Element data from apps and pages
=====

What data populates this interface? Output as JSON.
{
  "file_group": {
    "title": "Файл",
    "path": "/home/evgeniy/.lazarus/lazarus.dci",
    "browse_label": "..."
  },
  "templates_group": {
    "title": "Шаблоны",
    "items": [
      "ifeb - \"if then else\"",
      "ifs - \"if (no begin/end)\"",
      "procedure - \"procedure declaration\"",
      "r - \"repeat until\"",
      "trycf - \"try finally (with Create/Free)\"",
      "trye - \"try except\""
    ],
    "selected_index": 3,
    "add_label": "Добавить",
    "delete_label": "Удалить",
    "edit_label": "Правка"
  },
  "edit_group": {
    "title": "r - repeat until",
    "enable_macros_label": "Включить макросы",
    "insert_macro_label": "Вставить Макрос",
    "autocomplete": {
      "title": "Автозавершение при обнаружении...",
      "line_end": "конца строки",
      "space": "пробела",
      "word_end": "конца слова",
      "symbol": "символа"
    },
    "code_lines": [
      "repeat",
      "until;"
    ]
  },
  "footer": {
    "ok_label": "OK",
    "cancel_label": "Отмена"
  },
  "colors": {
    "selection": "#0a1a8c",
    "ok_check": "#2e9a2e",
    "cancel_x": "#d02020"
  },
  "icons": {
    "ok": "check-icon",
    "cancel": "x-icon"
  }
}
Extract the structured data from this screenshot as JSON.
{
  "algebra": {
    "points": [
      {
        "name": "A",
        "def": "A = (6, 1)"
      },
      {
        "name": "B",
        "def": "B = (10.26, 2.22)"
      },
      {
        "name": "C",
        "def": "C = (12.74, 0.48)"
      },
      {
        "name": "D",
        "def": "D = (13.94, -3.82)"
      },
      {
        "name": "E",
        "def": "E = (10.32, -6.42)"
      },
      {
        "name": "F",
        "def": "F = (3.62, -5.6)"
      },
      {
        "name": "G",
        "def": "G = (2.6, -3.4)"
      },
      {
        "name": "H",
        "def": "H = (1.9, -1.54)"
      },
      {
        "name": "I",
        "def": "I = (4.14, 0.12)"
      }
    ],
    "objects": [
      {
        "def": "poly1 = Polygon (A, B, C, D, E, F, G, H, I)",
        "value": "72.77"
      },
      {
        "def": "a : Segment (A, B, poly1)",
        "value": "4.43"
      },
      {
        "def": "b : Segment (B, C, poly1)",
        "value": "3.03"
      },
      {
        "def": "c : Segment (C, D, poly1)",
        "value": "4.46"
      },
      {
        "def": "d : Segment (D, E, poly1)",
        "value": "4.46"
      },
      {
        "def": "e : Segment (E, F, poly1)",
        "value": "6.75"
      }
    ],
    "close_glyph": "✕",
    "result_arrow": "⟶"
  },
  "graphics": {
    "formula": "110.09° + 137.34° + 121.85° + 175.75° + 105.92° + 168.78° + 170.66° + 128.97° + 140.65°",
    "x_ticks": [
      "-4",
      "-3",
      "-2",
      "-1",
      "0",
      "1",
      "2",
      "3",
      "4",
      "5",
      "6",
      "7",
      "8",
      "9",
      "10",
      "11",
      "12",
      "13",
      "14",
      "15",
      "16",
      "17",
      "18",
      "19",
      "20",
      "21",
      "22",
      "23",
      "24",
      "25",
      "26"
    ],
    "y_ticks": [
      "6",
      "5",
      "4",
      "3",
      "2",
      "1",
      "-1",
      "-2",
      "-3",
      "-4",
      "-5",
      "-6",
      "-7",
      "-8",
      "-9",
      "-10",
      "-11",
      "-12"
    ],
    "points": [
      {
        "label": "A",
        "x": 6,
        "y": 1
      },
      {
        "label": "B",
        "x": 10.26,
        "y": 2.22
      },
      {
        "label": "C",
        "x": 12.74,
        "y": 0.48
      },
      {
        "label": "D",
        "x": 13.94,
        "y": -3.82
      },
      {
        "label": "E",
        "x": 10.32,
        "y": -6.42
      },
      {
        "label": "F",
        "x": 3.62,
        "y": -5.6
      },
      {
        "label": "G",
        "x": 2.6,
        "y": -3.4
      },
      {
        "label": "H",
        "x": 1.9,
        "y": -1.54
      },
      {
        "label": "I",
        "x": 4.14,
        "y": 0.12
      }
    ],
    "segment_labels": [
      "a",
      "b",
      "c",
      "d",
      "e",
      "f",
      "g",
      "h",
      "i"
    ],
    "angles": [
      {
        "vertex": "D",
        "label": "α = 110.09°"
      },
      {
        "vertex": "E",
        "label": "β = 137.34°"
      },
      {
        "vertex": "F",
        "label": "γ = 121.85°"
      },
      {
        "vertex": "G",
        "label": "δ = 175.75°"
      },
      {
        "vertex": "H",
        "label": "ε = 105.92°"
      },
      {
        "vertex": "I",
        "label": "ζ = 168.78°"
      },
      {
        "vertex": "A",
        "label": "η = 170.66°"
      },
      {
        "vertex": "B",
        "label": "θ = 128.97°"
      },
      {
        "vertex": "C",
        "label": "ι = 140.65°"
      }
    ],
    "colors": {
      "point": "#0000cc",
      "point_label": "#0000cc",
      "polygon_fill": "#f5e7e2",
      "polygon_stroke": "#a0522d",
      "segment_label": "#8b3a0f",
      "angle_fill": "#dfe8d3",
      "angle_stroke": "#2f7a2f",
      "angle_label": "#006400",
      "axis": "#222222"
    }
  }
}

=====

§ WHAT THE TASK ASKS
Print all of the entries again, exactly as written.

§ FINISHED EXERCISE
What data populates this interface? Output as JSON.
{
  "file_group": {
    "title": "Файл",
    "path": "/home/evgeniy/.lazarus/lazarus.dci",
    "browse_label": "..."
  },
  "templates_group": {
    "title": "Шаблоны",
    "items": [
      "ifeb - \"if then else\"",
      "ifs - \"if (no begin/end)\"",
      "procedure - \"procedure declaration\"",
      "r - \"repeat until\"",
      "trycf - \"try finally (with Create/Free)\"",
      "trye - \"try except\""
    ],
    "selected_index": 3,
    "add_label": "Добавить",
    "delete_label": "Удалить",
    "edit_label": "Правка"
  },
  "edit_group": {
    "title": "r - repeat until",
    "enable_macros_label": "Включить макросы",
    "insert_macro_label": "Вставить Макрос",
    "autocomplete": {
      "title": "Автозавершение при обнаружении...",
      "line_end": "конца строки",
      "space": "пробела",
      "word_end": "конца слова",
      "symbol": "символа"
    },
    "code_lines": [
      "repeat",
      "until;"
    ]
  },
  "footer": {
    "ok_label": "OK",
    "cancel_label": "Отмена"
  },
  "colors": {
    "selection": "#0a1a8c",
    "ok_check": "#2e9a2e",
    "cancel_x": "#d02020"
  },
  "icons": {
    "ok": "check-icon",
    "cancel": "x-icon"
  }
}
Extract the structured data from this screenshot as JSON.
{
  "algebra": {
    "points": [
      {
        "name": "A",
        "def": "A = (6, 1)"
      },
      {
        "name": "B",
        "def": "B = (10.26, 2.22)"
      },
      {
        "name": "C",
        "def": "C = (12.74, 0.48)"
      },
      {
        "name": "D",
        "def": "D = (13.94, -3.82)"
      },
      {
        "name": "E",
        "def": "E = (10.32, -6.42)"
      },
      {
        "name": "F",
        "def": "F = (3.62, -5.6)"
      },
      {
        "name": "G",
        "def": "G = (2.6, -3.4)"
      },
      {
        "name": "H",
        "def": "H = (1.9, -1.54)"
      },
      {
        "name": "I",
        "def": "I = (4.14, 0.12)"
      }
    ],
    "objects": [
      {
        "def": "poly1 = Polygon (A, B, C, D, E, F, G, H, I)",
        "value": "72.77"
      },
      {
        "def": "a : Segment (A, B, poly1)",
        "value": "4.43"
      },
      {
        "def": "b : Segment (B, C, poly1)",
        "value": "3.03"
      },
      {
        "def": "c : Segment (C, D, poly1)",
        "value": "4.46"
      },
      {
        "def": "d : Segment (D, E, poly1)",
        "value": "4.46"
      },
      {
        "def": "e : Segment (E, F, poly1)",
        "value": "6.75"
      }
    ],
    "close_glyph": "✕",
    "result_arrow": "⟶"
  },
  "graphics": {
    "formula": "110.09° + 137.34° + 121.85° + 175.75° + 105.92° + 168.78° + 170.66° + 128.97° + 140.65°",
    "x_ticks": [
      "-4",
      "-3",
      "-2",
      "-1",
      "0",
      "1",
      "2",
      "3",
      "4",
      "5",
      "6",
      "7",
      "8",
      "9",
      "10",
      "11",
      "12",
      "13",
      "14",
      "15",
      "16",
      "17",
      "18",
      "19",
      "20",
      "21",
      "22",
      "23",
      "24",
      "25",
      "26"
    ],
    "y_ticks": [
      "6",
      "5",
      "4",
      "3",
      "2",
      "1",
      "-1",
      "-2",
      "-3",
      "-4",
      "-5",
      "-6",
      "-7",
      "-8",
      "-9",
      "-10",
      "-11",
      "-12"
    ],
    "points": [
      {
        "label": "A",
        "x": 6,
        "y": 1
      },
      {
        "label": "B",
        "x": 10.26,
        "y": 2.22
      },
      {
        "label": "C",
        "x": 12.74,
        "y": 0.48
      },
      {
        "label": "D",
        "x": 13.94,
        "y": -3.82
      },
      {
        "label": "E",
        "x": 10.32,
        "y": -6.42
      },
      {
        "label": "F",
        "x": 3.62,
        "y": -5.6
      },
      {
        "label": "G",
        "x": 2.6,
        "y": -3.4
      },
      {
        "label": "H",
        "x": 1.9,
        "y": -1.54
      },
      {
        "label": "I",
        "x": 4.14,
        "y": 0.12
      }
    ],
    "segment_labels": [
      "a",
      "b",
      "c",
      "d",
      "e",
      "f",
      "g",
      "h",
      "i"
    ],
    "angles": [
      {
        "vertex": "D",
        "label": "α = 110.09°"
      },
      {
        "vertex": "E",
        "label": "β = 137.34°"
      },
      {
        "vertex": "F",
        "label": "γ = 121.85°"
      },
      {
        "vertex": "G",
        "label": "δ = 175.75°"
      },
      {
        "vertex": "H",
        "label": "ε = 105.92°"
      },
      {
        "vertex": "I",
        "label": "ζ = 168.78°"
      },
      {
        "vertex": "A",
        "label": "η = 170.66°"
      },
      {
        "vertex": "B",
        "label": "θ = 128.97°"
      },
      {
        "vertex": "C",
        "label": "ι = 140.65°"
      }
    ],
    "colors": {
      "point": "#0000cc",
      "point_label": "#0000cc",
      "polygon_fill": "#f5e7e2",
      "polygon_stroke": "#a0522d",
      "segment_label": "#8b3a0f",
      "angle_fill": "#dfe8d3",
      "angle_stroke": "#2f7a2f",
      "angle_label": "#006400",
      "axis": "#222222"
    }
  }
}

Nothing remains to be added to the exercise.